**To do**
The answer is one number: how many lines in the data below hold "name".
════
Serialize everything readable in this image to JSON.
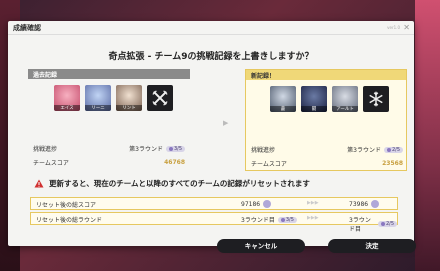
{
  "dialog": {
    "title": "成績確認",
    "version": "ver1.0",
    "close": "✕",
    "question": "奇点拡張 - チーム9の挑戦記録を上書きしますか？"
  },
  "old_record": {
    "header": "過去記録",
    "characters": [
      "エイス",
      "リーニ",
      "リント"
    ],
    "progress_label": "挑戦進捗",
    "progress_round": "第3ラウンド",
    "progress_count": "3/5",
    "score_label": "チームスコア",
    "score": "46768"
  },
  "new_record": {
    "header": "新記録！",
    "characters": [
      "蒼",
      "闘",
      "アールト"
    ],
    "progress_label": "挑戦進捗",
    "progress_round": "第3ラウンド",
    "progress_count": "2/5",
    "score_label": "チームスコア",
    "score": "23568"
  },
  "warning": {
    "text": "更新すると、現在のチームと以降のすべてのチームの記録がリセットされます"
  },
  "reset": {
    "total_score": {
      "label": "リセット後の総スコア",
      "old": "97186",
      "new": "73986"
    },
    "total_round": {
      "label": "リセット後の総ラウンド",
      "old_round": "3ラウンド目",
      "old_count": "3/5",
      "new_round": "3ラウンド目",
      "new_count": "2/5"
    }
  },
  "buttons": {
    "cancel": "キャンセル",
    "confirm": "決定"
  },
  "colors": {
    "accent_gold": "#e6c860",
    "button_dark": "#1e1e22",
    "warning_red": "#d03030"
  }
}
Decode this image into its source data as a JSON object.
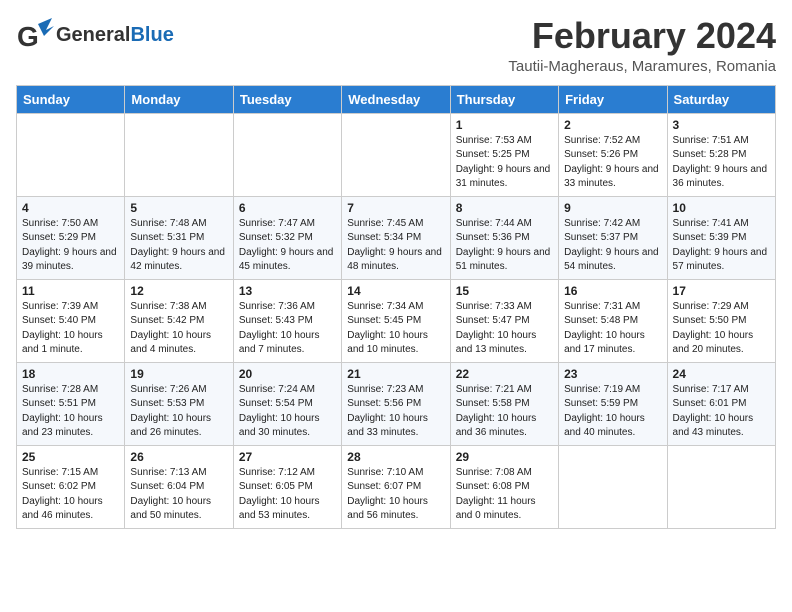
{
  "header": {
    "logo_general": "General",
    "logo_blue": "Blue",
    "month": "February 2024",
    "location": "Tautii-Magheraus, Maramures, Romania"
  },
  "weekdays": [
    "Sunday",
    "Monday",
    "Tuesday",
    "Wednesday",
    "Thursday",
    "Friday",
    "Saturday"
  ],
  "weeks": [
    [
      {
        "day": "",
        "content": ""
      },
      {
        "day": "",
        "content": ""
      },
      {
        "day": "",
        "content": ""
      },
      {
        "day": "",
        "content": ""
      },
      {
        "day": "1",
        "content": "Sunrise: 7:53 AM\nSunset: 5:25 PM\nDaylight: 9 hours and 31 minutes."
      },
      {
        "day": "2",
        "content": "Sunrise: 7:52 AM\nSunset: 5:26 PM\nDaylight: 9 hours and 33 minutes."
      },
      {
        "day": "3",
        "content": "Sunrise: 7:51 AM\nSunset: 5:28 PM\nDaylight: 9 hours and 36 minutes."
      }
    ],
    [
      {
        "day": "4",
        "content": "Sunrise: 7:50 AM\nSunset: 5:29 PM\nDaylight: 9 hours and 39 minutes."
      },
      {
        "day": "5",
        "content": "Sunrise: 7:48 AM\nSunset: 5:31 PM\nDaylight: 9 hours and 42 minutes."
      },
      {
        "day": "6",
        "content": "Sunrise: 7:47 AM\nSunset: 5:32 PM\nDaylight: 9 hours and 45 minutes."
      },
      {
        "day": "7",
        "content": "Sunrise: 7:45 AM\nSunset: 5:34 PM\nDaylight: 9 hours and 48 minutes."
      },
      {
        "day": "8",
        "content": "Sunrise: 7:44 AM\nSunset: 5:36 PM\nDaylight: 9 hours and 51 minutes."
      },
      {
        "day": "9",
        "content": "Sunrise: 7:42 AM\nSunset: 5:37 PM\nDaylight: 9 hours and 54 minutes."
      },
      {
        "day": "10",
        "content": "Sunrise: 7:41 AM\nSunset: 5:39 PM\nDaylight: 9 hours and 57 minutes."
      }
    ],
    [
      {
        "day": "11",
        "content": "Sunrise: 7:39 AM\nSunset: 5:40 PM\nDaylight: 10 hours and 1 minute."
      },
      {
        "day": "12",
        "content": "Sunrise: 7:38 AM\nSunset: 5:42 PM\nDaylight: 10 hours and 4 minutes."
      },
      {
        "day": "13",
        "content": "Sunrise: 7:36 AM\nSunset: 5:43 PM\nDaylight: 10 hours and 7 minutes."
      },
      {
        "day": "14",
        "content": "Sunrise: 7:34 AM\nSunset: 5:45 PM\nDaylight: 10 hours and 10 minutes."
      },
      {
        "day": "15",
        "content": "Sunrise: 7:33 AM\nSunset: 5:47 PM\nDaylight: 10 hours and 13 minutes."
      },
      {
        "day": "16",
        "content": "Sunrise: 7:31 AM\nSunset: 5:48 PM\nDaylight: 10 hours and 17 minutes."
      },
      {
        "day": "17",
        "content": "Sunrise: 7:29 AM\nSunset: 5:50 PM\nDaylight: 10 hours and 20 minutes."
      }
    ],
    [
      {
        "day": "18",
        "content": "Sunrise: 7:28 AM\nSunset: 5:51 PM\nDaylight: 10 hours and 23 minutes."
      },
      {
        "day": "19",
        "content": "Sunrise: 7:26 AM\nSunset: 5:53 PM\nDaylight: 10 hours and 26 minutes."
      },
      {
        "day": "20",
        "content": "Sunrise: 7:24 AM\nSunset: 5:54 PM\nDaylight: 10 hours and 30 minutes."
      },
      {
        "day": "21",
        "content": "Sunrise: 7:23 AM\nSunset: 5:56 PM\nDaylight: 10 hours and 33 minutes."
      },
      {
        "day": "22",
        "content": "Sunrise: 7:21 AM\nSunset: 5:58 PM\nDaylight: 10 hours and 36 minutes."
      },
      {
        "day": "23",
        "content": "Sunrise: 7:19 AM\nSunset: 5:59 PM\nDaylight: 10 hours and 40 minutes."
      },
      {
        "day": "24",
        "content": "Sunrise: 7:17 AM\nSunset: 6:01 PM\nDaylight: 10 hours and 43 minutes."
      }
    ],
    [
      {
        "day": "25",
        "content": "Sunrise: 7:15 AM\nSunset: 6:02 PM\nDaylight: 10 hours and 46 minutes."
      },
      {
        "day": "26",
        "content": "Sunrise: 7:13 AM\nSunset: 6:04 PM\nDaylight: 10 hours and 50 minutes."
      },
      {
        "day": "27",
        "content": "Sunrise: 7:12 AM\nSunset: 6:05 PM\nDaylight: 10 hours and 53 minutes."
      },
      {
        "day": "28",
        "content": "Sunrise: 7:10 AM\nSunset: 6:07 PM\nDaylight: 10 hours and 56 minutes."
      },
      {
        "day": "29",
        "content": "Sunrise: 7:08 AM\nSunset: 6:08 PM\nDaylight: 11 hours and 0 minutes."
      },
      {
        "day": "",
        "content": ""
      },
      {
        "day": "",
        "content": ""
      }
    ]
  ]
}
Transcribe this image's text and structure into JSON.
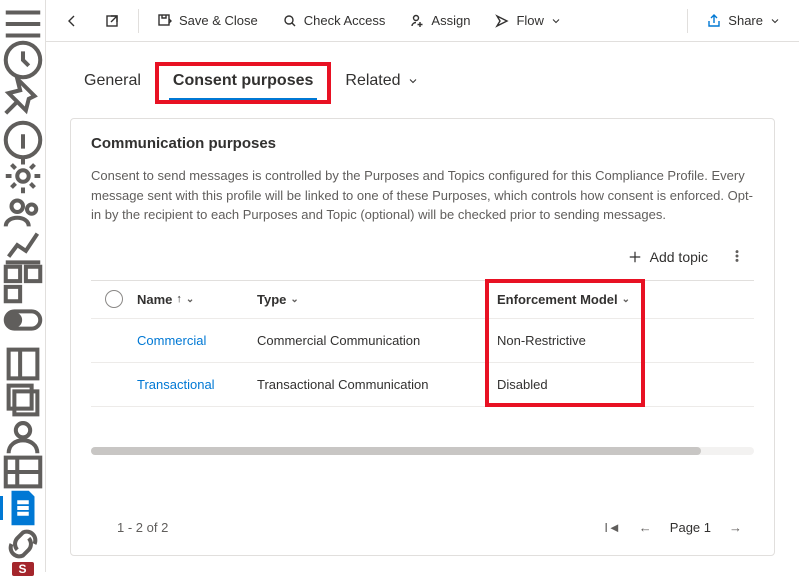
{
  "cmdbar": {
    "save_close": "Save & Close",
    "check_access": "Check Access",
    "assign": "Assign",
    "flow": "Flow",
    "share": "Share"
  },
  "tabs": {
    "general": "General",
    "consent": "Consent purposes",
    "related": "Related"
  },
  "card": {
    "title": "Communication purposes",
    "body": "Consent to send messages is controlled by the Purposes and Topics configured for this Compliance Profile. Every message sent with this profile will be linked to one of these Purposes, which controls how consent is enforced. Opt-in by the recipient to each Purposes and Topic (optional) will be checked prior to sending messages.",
    "add_topic": "Add topic"
  },
  "grid": {
    "cols": {
      "name": "Name",
      "type": "Type",
      "enf": "Enforcement Model"
    },
    "rows": [
      {
        "name": "Commercial",
        "type": "Commercial Communication",
        "enf": "Non-Restrictive"
      },
      {
        "name": "Transactional",
        "type": "Transactional Communication",
        "enf": "Disabled"
      }
    ]
  },
  "pager": {
    "status": "1 - 2 of 2",
    "page": "Page 1"
  },
  "sbadge": "S"
}
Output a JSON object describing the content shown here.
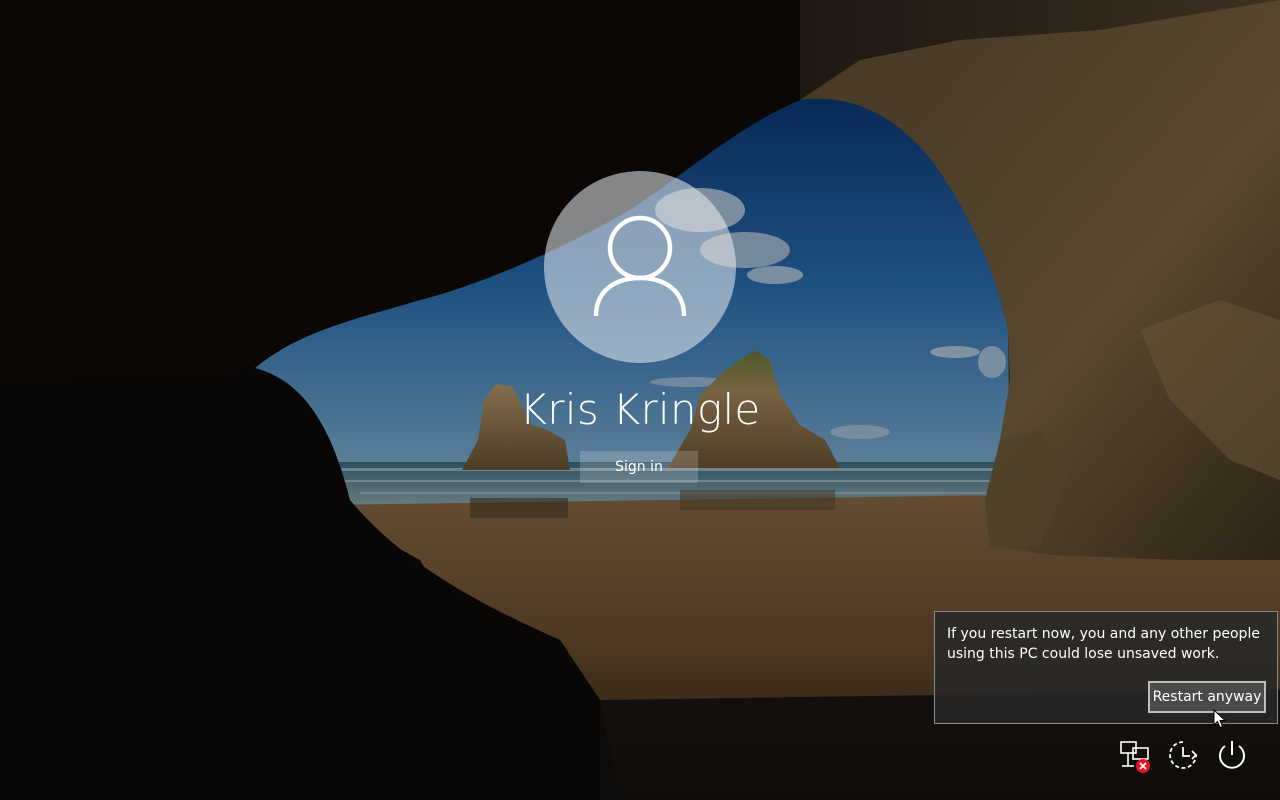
{
  "user": {
    "name": "Kris Kringle"
  },
  "sign_in": {
    "label": "Sign in"
  },
  "restart_warning": {
    "message": "If you restart now, you and any other people using this PC could lose unsaved work.",
    "button_label": "Restart anyway"
  },
  "tray": {
    "network_icon": "network-disconnected-icon",
    "ease_of_access_icon": "ease-of-access-icon",
    "power_icon": "power-icon"
  },
  "colors": {
    "text": "#ffffff",
    "flyout_background": "#282828",
    "flyout_border": "#8a8a8a",
    "error_badge": "#e81123"
  }
}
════
**Task output**
4